WHAT THE EXERCISE ASKS:
If a line in the records contains the string "dzień", show that line.

Top of SOURCE MATERIAL

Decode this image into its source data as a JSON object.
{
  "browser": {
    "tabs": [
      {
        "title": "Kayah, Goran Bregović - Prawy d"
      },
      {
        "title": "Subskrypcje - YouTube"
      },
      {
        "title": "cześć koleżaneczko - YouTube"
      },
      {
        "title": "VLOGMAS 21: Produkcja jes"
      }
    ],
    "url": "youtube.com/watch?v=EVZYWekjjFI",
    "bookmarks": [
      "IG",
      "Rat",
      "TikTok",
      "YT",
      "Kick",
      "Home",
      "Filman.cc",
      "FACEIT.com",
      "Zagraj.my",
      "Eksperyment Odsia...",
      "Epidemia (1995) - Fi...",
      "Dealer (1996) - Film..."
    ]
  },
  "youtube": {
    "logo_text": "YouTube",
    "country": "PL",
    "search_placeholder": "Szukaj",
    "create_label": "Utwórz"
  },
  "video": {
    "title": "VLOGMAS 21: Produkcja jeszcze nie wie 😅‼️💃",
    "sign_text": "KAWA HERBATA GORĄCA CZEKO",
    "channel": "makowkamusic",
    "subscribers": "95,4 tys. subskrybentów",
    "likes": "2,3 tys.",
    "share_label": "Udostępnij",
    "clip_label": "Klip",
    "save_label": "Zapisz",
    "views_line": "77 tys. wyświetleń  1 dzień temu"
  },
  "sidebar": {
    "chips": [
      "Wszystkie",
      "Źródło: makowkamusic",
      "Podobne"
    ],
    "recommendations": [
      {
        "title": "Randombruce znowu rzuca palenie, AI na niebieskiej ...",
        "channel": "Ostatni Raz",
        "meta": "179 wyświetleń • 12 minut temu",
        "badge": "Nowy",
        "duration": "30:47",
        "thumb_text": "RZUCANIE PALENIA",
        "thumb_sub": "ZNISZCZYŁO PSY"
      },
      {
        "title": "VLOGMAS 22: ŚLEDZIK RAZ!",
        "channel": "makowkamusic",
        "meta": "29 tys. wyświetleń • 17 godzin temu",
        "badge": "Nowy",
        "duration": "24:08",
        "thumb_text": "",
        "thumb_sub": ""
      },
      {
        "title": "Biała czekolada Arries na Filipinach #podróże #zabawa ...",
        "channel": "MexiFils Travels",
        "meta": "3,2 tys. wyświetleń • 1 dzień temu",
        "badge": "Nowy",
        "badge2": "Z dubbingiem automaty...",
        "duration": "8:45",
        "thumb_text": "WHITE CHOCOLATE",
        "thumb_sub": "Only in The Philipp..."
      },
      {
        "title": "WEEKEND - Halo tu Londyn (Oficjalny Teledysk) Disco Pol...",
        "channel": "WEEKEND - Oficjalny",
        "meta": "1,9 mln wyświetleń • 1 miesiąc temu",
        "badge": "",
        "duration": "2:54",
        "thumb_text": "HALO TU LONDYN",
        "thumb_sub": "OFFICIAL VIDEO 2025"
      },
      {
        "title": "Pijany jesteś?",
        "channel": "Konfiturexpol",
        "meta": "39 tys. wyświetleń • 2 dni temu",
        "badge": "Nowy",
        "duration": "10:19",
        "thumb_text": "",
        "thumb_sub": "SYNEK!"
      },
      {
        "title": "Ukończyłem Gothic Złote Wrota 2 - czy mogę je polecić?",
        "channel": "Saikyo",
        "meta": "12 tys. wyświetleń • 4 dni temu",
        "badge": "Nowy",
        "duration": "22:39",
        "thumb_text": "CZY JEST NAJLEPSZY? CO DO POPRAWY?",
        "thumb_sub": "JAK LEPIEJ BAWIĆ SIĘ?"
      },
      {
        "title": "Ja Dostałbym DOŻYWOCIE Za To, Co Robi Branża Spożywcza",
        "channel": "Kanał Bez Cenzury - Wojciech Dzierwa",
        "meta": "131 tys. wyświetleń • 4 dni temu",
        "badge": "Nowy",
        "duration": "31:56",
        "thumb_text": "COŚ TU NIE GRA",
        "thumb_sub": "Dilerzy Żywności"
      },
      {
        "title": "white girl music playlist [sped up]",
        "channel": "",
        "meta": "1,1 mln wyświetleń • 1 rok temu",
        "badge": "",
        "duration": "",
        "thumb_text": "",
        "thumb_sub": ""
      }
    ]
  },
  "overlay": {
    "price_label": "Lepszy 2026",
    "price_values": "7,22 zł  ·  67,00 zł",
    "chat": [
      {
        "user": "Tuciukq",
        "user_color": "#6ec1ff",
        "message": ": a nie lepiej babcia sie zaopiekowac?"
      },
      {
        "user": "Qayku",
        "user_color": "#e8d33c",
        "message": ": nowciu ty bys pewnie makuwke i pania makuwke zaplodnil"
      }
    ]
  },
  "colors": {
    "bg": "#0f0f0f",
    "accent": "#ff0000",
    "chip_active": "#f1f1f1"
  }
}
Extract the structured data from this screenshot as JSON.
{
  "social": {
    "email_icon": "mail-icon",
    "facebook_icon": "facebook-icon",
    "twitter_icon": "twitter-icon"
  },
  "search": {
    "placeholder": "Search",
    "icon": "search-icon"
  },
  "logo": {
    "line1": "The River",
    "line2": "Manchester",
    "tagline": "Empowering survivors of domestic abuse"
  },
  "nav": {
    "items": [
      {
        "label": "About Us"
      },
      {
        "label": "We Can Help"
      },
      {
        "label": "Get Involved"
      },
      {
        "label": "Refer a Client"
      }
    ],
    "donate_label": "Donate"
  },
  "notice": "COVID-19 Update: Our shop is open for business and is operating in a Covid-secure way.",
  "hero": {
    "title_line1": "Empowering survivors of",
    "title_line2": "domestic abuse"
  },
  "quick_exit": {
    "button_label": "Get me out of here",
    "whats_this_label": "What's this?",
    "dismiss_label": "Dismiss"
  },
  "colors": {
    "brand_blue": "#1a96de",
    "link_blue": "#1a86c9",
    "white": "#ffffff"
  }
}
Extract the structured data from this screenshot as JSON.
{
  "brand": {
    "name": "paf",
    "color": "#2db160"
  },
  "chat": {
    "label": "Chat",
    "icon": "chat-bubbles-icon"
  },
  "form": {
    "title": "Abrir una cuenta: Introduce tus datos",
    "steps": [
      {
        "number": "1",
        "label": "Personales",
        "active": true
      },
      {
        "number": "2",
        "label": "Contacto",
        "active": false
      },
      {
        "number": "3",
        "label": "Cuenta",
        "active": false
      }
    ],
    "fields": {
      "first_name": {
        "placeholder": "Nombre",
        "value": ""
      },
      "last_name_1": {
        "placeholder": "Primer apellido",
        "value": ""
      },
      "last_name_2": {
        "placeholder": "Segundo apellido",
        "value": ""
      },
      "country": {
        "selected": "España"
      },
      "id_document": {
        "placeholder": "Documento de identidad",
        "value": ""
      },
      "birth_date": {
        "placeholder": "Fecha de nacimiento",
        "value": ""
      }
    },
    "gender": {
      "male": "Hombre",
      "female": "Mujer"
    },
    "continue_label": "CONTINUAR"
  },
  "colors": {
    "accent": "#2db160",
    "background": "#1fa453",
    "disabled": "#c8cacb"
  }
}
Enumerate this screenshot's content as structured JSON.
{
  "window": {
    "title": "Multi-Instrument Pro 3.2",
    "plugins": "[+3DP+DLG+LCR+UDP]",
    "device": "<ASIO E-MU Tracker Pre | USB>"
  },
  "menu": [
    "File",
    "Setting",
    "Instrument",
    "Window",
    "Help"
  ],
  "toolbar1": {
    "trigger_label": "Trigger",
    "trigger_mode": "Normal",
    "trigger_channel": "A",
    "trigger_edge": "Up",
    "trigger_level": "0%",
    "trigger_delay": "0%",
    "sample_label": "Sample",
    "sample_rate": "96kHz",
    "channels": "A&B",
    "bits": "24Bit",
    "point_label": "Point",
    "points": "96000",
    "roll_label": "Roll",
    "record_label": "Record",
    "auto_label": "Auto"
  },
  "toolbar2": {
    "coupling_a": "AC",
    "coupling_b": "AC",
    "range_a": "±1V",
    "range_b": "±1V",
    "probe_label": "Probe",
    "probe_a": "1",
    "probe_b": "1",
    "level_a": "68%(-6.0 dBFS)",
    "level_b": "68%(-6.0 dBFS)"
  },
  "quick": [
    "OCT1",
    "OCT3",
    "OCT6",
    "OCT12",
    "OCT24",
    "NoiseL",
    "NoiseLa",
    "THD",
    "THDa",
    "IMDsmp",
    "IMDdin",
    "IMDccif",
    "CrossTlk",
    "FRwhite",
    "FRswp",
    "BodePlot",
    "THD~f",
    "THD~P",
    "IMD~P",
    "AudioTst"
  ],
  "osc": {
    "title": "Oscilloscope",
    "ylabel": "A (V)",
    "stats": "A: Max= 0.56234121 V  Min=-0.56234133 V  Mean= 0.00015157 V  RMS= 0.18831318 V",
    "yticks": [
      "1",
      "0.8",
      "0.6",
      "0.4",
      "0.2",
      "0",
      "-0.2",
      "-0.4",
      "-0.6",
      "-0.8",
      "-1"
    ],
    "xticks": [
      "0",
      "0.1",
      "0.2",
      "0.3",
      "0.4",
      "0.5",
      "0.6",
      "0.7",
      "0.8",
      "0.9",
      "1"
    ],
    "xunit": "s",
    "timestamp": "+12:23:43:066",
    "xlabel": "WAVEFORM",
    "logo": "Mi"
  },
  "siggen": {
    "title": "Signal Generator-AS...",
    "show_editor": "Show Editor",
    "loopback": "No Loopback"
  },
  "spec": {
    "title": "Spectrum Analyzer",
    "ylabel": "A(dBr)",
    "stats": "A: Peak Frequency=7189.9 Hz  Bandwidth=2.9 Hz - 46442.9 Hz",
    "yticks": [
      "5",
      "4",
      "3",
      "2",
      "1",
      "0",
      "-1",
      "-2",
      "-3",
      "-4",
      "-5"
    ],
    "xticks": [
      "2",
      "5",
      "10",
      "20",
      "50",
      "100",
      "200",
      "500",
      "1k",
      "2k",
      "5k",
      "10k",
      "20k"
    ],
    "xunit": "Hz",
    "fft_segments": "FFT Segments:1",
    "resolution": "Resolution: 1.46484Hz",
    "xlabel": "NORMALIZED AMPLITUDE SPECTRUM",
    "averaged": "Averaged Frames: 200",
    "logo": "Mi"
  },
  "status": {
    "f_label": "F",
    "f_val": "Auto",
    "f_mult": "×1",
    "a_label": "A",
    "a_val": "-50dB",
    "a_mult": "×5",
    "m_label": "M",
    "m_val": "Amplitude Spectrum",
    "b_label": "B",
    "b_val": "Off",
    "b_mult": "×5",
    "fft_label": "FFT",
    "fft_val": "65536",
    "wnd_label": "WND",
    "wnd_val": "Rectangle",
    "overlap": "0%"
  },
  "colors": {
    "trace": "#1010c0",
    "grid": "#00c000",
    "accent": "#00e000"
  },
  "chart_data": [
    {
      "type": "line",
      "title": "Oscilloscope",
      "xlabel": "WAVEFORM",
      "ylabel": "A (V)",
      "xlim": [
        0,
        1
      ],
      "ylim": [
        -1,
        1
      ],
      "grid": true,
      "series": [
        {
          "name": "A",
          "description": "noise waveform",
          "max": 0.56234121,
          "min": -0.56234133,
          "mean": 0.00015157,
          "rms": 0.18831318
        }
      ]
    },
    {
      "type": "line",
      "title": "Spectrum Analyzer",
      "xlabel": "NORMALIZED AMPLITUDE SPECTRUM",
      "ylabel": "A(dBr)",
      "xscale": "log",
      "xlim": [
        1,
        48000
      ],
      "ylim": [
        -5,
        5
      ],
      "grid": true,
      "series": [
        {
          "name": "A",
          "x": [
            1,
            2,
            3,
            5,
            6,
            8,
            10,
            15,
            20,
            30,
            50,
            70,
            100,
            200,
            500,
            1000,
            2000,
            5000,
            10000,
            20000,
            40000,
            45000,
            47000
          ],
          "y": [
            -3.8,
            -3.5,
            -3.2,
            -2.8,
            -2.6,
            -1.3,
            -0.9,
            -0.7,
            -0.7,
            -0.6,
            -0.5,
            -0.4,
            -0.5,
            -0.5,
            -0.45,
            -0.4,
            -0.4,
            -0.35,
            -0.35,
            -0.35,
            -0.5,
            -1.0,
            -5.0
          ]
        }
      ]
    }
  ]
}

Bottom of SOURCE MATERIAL

ANSWER TO THIS TASK:
    "views_line": "77 tys. wyświetleń  1 dzień temu"
        "meta": "3,2 tys. wyświetleń • 1 dzień temu",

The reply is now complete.